We have enjoyed these vans for decades and own several. Over the years we have collected parts for them and learned much about how to repair them. We invite you to explore. If you already have a VCV, perhaps you'll find something of interest. This could either be in the technical articles, the pictures of other VCVans, or perhaps a part you'd like to purchase. If you do not own a VCVan, then first, my condolences because you are most likely not one of the 2%.
We have many parts which are either New Old Stock (NOS) or have been remade. Some parts were never available when new but serve a helpful function.
Many parts we have were obtained from wrecked or junked VCVans that we parted out or we have traded from others.
Some VCVans were cut up on-site for body repairs so that other VCVans may live. Rust and collision damage repair pieces can be found here.
Rare or hard to find parts.
We are happy to offer personalized advice and selected services.
It's better to have a functional VCVan instead of only a flashy paint job.
We are into nuts and bolts, not so much body and paint.
You can't do a righteous mechanical job if you don't have the parts.
1st generation VCVans have high headlights and a completely flat windshield.
2nd generation vans have lower headlights and a windshield with curved edges.
3rd generation vans have a longer front end with a hood access to the engine. We do not cover these "Classic" Chevy vans on this website.

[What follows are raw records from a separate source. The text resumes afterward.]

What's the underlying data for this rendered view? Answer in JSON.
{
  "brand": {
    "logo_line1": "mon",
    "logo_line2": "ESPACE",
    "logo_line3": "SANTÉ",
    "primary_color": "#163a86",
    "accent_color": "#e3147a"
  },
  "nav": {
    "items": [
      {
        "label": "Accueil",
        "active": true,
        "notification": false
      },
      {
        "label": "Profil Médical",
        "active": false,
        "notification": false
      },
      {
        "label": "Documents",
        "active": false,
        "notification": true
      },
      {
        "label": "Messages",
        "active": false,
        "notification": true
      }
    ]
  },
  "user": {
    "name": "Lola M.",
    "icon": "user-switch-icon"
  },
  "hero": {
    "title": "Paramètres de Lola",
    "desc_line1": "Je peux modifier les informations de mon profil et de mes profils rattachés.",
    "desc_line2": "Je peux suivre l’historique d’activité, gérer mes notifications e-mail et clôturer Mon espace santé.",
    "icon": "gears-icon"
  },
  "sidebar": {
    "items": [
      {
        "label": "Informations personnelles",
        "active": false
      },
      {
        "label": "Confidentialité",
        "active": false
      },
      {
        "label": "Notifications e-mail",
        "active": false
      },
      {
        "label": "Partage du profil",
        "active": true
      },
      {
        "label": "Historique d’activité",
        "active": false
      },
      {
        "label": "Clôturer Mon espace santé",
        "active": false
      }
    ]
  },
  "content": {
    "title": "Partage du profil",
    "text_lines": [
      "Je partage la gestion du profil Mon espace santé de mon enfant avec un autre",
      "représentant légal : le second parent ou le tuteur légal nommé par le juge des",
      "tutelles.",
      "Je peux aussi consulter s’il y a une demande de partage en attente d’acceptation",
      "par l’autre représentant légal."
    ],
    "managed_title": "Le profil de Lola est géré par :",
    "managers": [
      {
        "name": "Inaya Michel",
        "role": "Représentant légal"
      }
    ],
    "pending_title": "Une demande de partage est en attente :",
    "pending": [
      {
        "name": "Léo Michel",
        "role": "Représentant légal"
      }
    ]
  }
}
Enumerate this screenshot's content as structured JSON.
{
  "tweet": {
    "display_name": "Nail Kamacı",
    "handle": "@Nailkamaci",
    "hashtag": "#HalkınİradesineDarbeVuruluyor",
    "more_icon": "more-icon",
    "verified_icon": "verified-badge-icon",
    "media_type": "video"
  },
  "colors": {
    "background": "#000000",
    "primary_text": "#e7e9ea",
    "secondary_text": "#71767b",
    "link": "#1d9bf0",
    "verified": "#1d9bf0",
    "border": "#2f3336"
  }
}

In 1960, General Motors (GM) introduced the Corvair van. This van was produced from 1960 through 1969. This was a direct competitor to the highly successful Volkswagen vans. We will include some limited information and links to Corvair websites only for the purpose of supporting VCVs. Both the Corvair and VW models featured an air-cooled engine. This allowed for a highly reduced cost due to a lower complexity of the powerplant. While GM's Corvair failed to overtake the VW in sales, it prompted GM to continue the "Van" production line. 1964 saw the introduction of the first "Vintage Chevy Van" (VCV). For us, this is a term of endearment and is not an official General Motors designation. The first 1964 VCV featured a water-cooled engine and completely different appearance when compared with the Corvair vans. This 1964 Chevy Van (Non-Corvair) was equipped with a 4 cylinder, 153 cubic inch displacement (CID) (2.5L), water-cooled engine with an option for a 6 cylinder, 194 CID (~3.2l). The appearance of the 1964 Chevy van was dramatically different than that of the Corvair. Many VCV enthusiasts agree that GM " Got It Right" with the design (and we love those guys for it). The mid production 1965 models had widened grille openings to help reduce overheating which was more common on the west coast. The 1966 models continued this widened grille opening feature. In 1967, GM introduced what we describe as the 2nd generation VCV. The front end appearance was dramatically different than that of the 1st generation VCV. The headlights were moved lower, the grille was changed and the windshield had curved edges. From the front end back, many components remained the same or at least interchangeable. The 2nd generation VCVs were sold from 1967 until 1970. Starting in 1970, the first "3rd Generation" van was sold. In 1970 you could buy either a 2nd or 3rd generation Chevy Van. The 3rd generation GM vans had a radically different design and appearance. Very few parts from 3rd generation Chevy vans will interchange with 1st or 2nd generation Chevy Vans. As a result, 3rd generation ("Classic Chevy Vans") are not covered here. There are other websites that cater to the 3rd generation Chevy vans and Corvair vans. This is not one of them. If you own or desire a 1st or 2nd generation Vintage Chevy Van, we are pleased to be able to provide you with as much assistance as we can.